    Day 5
    In the foothills of the Sintra Mountains, the town of Sintra is a popular excursion with a royal seal of approval. Roughly a half-hour by car or under an hour by train, it has a number of palaces, both stately and whimsical. The Castle of the Moors, for instance, was built in the 8th and 9th centuries to defend this agricultural region, but today it is used principally for picnics and by travelers who come to take in the panoramic views of Sintra.

    In the 19th century, Sintra began another chapter in its history when it became a retreat for the nobility and royal family of Portugal looking to escape the heat and crowded conditions of Lisbon. The pine-forested hills here came to be dotted with palaces that form a unique assembly of Romantic buildings. The most extravagant elements of Moorish and Manueline styles—along with Egyptian, Romanesque, and other touches—were brought together to form playful and at times almost surreal retreats. The area is home to eight major palaces, as well as notable convents, churches, and other sites.
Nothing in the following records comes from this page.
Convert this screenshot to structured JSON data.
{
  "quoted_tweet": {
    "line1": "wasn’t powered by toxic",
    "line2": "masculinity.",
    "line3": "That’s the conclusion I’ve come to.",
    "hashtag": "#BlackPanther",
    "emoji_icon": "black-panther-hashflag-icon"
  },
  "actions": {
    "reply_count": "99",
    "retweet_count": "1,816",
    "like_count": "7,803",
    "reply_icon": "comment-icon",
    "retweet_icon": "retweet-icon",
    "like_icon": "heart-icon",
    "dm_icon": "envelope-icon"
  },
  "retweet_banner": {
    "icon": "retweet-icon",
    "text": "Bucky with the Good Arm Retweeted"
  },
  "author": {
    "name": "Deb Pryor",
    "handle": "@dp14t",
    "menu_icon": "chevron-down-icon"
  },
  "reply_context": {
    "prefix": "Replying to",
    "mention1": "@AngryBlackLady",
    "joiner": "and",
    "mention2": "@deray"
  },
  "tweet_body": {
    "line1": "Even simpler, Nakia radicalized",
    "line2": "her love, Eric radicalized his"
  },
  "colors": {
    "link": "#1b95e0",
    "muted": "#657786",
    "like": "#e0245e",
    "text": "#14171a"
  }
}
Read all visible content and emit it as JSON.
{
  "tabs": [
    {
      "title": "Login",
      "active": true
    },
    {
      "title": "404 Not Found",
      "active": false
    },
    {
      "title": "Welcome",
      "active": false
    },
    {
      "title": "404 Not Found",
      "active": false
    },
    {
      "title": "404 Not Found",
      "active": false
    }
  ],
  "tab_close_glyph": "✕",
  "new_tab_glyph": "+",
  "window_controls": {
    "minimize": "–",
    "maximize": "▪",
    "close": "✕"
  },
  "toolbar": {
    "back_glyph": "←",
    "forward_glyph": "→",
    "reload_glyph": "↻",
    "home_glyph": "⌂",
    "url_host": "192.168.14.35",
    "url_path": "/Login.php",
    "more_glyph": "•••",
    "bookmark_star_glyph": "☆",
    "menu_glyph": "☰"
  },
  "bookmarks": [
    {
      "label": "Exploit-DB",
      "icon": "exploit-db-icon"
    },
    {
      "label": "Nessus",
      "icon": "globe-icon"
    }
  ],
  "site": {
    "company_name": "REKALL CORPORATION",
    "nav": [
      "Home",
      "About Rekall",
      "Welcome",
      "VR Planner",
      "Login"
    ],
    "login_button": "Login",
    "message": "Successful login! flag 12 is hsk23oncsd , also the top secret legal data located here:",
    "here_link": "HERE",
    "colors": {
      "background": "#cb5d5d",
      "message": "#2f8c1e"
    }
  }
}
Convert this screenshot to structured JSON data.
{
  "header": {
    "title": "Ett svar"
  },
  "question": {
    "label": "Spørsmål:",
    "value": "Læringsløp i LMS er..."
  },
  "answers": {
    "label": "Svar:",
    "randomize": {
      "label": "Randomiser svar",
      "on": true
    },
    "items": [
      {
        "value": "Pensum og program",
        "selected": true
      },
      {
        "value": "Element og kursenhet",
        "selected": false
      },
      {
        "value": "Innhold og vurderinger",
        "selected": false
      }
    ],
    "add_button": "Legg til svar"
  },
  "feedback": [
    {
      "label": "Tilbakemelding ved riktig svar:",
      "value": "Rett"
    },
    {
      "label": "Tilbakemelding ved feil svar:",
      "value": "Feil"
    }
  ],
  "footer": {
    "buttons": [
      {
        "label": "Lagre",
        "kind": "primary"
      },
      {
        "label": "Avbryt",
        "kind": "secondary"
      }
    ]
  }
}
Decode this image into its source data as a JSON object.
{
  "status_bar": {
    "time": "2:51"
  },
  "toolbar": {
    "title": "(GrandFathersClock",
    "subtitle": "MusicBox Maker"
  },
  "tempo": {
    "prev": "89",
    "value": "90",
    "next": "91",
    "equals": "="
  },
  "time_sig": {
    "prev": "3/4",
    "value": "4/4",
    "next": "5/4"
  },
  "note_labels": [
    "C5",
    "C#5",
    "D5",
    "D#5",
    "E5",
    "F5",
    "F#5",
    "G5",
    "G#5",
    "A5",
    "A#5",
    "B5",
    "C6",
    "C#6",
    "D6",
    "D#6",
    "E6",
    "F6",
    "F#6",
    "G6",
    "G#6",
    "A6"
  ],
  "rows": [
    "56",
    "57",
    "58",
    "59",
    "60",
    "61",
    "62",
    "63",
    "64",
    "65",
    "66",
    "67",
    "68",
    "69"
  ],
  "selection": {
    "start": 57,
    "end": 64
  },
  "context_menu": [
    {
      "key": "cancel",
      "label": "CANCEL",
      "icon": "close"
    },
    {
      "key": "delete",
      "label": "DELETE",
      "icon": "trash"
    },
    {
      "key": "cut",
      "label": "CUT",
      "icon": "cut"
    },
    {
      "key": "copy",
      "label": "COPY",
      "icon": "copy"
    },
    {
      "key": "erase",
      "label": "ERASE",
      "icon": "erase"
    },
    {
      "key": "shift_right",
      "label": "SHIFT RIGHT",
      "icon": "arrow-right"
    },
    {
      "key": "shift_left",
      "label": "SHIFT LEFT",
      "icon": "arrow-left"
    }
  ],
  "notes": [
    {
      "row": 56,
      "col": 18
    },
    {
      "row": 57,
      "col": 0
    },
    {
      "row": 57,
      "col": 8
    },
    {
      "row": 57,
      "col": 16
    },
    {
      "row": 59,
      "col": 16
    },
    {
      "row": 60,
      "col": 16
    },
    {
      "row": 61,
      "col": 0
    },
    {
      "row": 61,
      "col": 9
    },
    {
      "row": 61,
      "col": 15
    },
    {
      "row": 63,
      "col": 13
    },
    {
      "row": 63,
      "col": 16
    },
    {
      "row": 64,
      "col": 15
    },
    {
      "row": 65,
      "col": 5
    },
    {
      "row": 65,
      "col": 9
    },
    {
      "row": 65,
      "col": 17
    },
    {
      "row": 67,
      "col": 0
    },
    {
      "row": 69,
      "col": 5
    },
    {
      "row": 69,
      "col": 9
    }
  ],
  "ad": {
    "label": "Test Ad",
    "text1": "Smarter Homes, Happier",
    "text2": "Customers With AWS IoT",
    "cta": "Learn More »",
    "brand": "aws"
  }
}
    If you only have one day in Sintra, the Pena Palace should be at the top of your list. In the 19th century, King Ferdinand II purchased the site, which included the remains of a monastery. In 1842, construction began on this palace that would become one of the world’s most fully expressed visions of Romantic architecture. Medieval castle walls sit next to tiled Moorish domes and elaborately carved gargoyles overlook the palace’s terraces. As of Portugal’s Republican Revolution in 1910, the royal family went into exile and the palace into decline until it was meticulously restored at the end of the 20th century.

    Catch a train back to Lisbon late in the day for a final dinner. Restaurante Eleven combines culinary excellence with an enviable location, at the top of Parque Eduardo VII, with views of the city and the Tagus River.
  • Day 6
    Before heading to the airport to catch your Lufthansa flight, you may want to grab one last custard tart, purchase an azulejo tile as a souvenir of your trip, or make a quick visit to a final site on your must-see list. Or just enjoy a morning at leisure, knowing that you are sure to return to Lisbon soon.